There's a writer of my acquaintance who has been touting her traditionally published new book for what seems like forever. She's done this before and now she wants to know if she should self-publish or stick with the traditional publisher, who has purportedly announced the book is not coming out this year, but next year. After having been through this with her several times before in the decade plus that I've known her, I can't say I'm surprised. She has wanted to be published forever and that's not to say she isn't a good writer. She's good in her genre. I just can't get behind this constant push and pull and maybe and maybe not story behind her books. This is the third or fourth one that has been coming out for so long it's almost a joke.
I remember the days when she was telling me how getting published in anthologies, and I've been published in a lot of anthologies over the past four years, was not really being a writer. I don't know why. I got paid and there are books containing my stories. Some of the anthologies carry two of my stories in the same issue, and I've been published and self-published in 18 books in the past four years.

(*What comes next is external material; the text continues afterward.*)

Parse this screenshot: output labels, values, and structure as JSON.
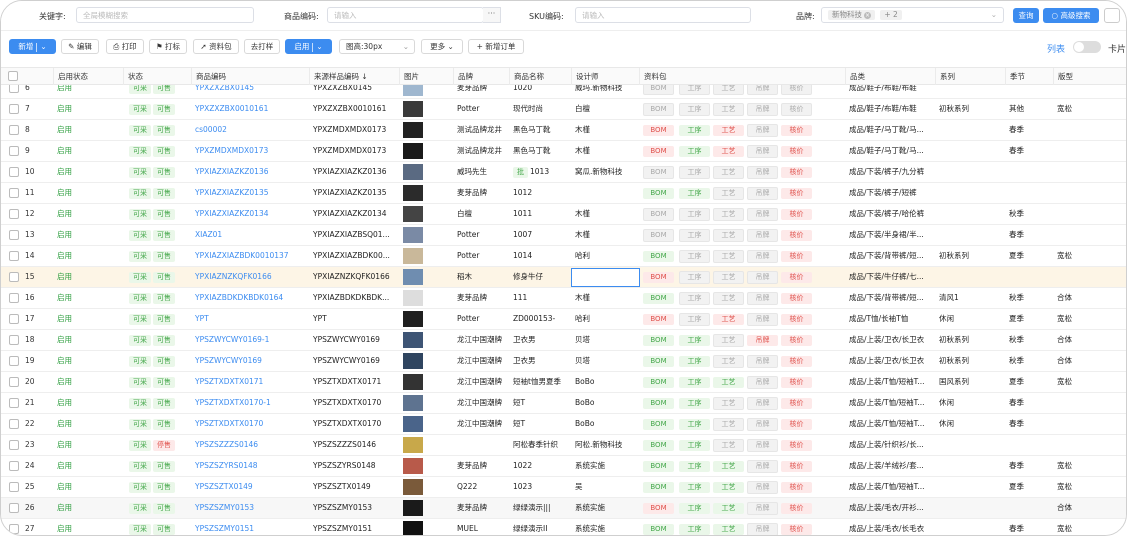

I think that's pretty good. She was over the moon when one of her stories was published in an anthology and she was paid 1/4 cent for her contribution, most of which she spent on a case or two of copies to give and sell to her friends and fans. I think she still has a case and a half.
One thing I don't understand is the need to denigrate another writer to make yourself feel better or more professional. It's less professional and petty. I am glad for her successes and, while it's not obvious by this post, I do hope her book is published soon. There is no greater thrill than seeing one's work on a bookshelf, virtual or otherwise, and know that all the hard work, sweat, blood, and tears (always a lot of tears) paid off.

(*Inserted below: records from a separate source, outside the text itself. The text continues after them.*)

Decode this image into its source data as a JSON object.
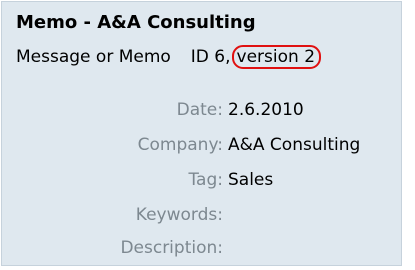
{
  "memo": {
    "title": "Memo - A&A Consulting",
    "type_label": "Message or Memo",
    "id_text": "ID 6,",
    "version_text": "version 2"
  },
  "fields": [
    {
      "label": "Date:",
      "value": "2.6.2010"
    },
    {
      "label": "Company:",
      "value": "A&A Consulting"
    },
    {
      "label": "Tag:",
      "value": "Sales"
    },
    {
      "label": "Keywords:",
      "value": ""
    },
    {
      "label": "Description:",
      "value": ""
    }
  ],
  "colors": {
    "panel_background": "#dfe8ef",
    "label_text": "#7d8890",
    "version_highlight": "#e01010"
  }
}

Writing isn't, or at least I don't think it should be, a competitive sport. We are all writers together. We may not write the same things or appeal to the same audiences, but with nearly 7 billion people on the planet, there's room for all of us, and buyers and readers for all of us, too, even if only a handful ever know you existed. There are more people born every day and that means more people who will grow up and may choose to read your book or mine. It's not a competition -- except when it is -- and it's not worth keeping score. It is, however, worth making sales, and I hope your sales and mine are always the best.